Repeat each entry below exactly as it stands.

*** Data for this exercise ***

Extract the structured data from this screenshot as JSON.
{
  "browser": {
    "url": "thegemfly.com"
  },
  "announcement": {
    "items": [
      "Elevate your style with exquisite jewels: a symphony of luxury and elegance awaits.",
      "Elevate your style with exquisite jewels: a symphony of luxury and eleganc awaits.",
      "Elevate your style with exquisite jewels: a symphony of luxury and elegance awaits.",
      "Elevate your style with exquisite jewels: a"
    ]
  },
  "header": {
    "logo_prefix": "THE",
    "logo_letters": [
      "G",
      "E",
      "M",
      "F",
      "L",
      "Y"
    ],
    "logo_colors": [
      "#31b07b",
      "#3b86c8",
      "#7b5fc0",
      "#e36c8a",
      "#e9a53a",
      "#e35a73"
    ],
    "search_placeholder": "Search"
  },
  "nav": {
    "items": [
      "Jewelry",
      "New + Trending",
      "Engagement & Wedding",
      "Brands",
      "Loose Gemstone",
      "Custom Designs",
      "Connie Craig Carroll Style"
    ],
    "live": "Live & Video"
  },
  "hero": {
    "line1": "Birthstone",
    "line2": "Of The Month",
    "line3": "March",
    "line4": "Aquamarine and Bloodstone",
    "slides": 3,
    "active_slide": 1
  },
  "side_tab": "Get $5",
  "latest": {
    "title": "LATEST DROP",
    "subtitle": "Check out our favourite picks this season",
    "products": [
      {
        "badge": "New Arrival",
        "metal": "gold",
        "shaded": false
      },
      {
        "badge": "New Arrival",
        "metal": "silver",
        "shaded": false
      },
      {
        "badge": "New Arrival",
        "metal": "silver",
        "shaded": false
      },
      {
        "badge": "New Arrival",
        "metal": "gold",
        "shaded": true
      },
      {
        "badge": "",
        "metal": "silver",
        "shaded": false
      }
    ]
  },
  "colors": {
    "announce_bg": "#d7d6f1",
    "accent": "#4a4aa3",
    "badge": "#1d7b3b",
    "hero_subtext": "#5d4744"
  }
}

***

Result of the exercise:
Extract the structured data from this screenshot as JSON.
{
  "browser": {
    "url": "thegemfly.com"
  },
  "announcement": {
    "items": [
      "Elevate your style with exquisite jewels: a symphony of luxury and elegance awaits.",
      "Elevate your style with exquisite jewels: a symphony of luxury and eleganc awaits.",
      "Elevate your style with exquisite jewels: a symphony of luxury and elegance awaits.",
      "Elevate your style with exquisite jewels: a"
    ]
  },
  "header": {
    "logo_prefix": "THE",
    "logo_letters": [
      "G",
      "E",
      "M",
      "F",
      "L",
      "Y"
    ],
    "logo_colors": [
      "#31b07b",
      "#3b86c8",
      "#7b5fc0",
      "#e36c8a",
      "#e9a53a",
      "#e35a73"
    ],
    "search_placeholder": "Search"
  },
  "nav": {
    "items": [
      "Jewelry",
      "New + Trending",
      "Engagement & Wedding",
      "Brands",
      "Loose Gemstone",
      "Custom Designs",
      "Connie Craig Carroll Style"
    ],
    "live": "Live & Video"
  },
  "hero": {
    "line1": "Birthstone",
    "line2": "Of The Month",
    "line3": "March",
    "line4": "Aquamarine and Bloodstone",
    "slides": 3,
    "active_slide": 1
  },
  "side_tab": "Get $5",
  "latest": {
    "title": "LATEST DROP",
    "subtitle": "Check out our favourite picks this season",
    "products": [
      {
        "badge": "New Arrival",
        "metal": "gold",
        "shaded": false
      },
      {
        "badge": "New Arrival",
        "metal": "silver",
        "shaded": false
      },
      {
        "badge": "New Arrival",
        "metal": "silver",
        "shaded": false
      },
      {
        "badge": "New Arrival",
        "metal": "gold",
        "shaded": true
      },
      {
        "badge": "",
        "metal": "silver",
        "shaded": false
      }
    ]
  },
  "colors": {
    "announce_bg": "#d7d6f1",
    "accent": "#4a4aa3",
    "badge": "#1d7b3b",
    "hero_subtext": "#5d4744"
  }
}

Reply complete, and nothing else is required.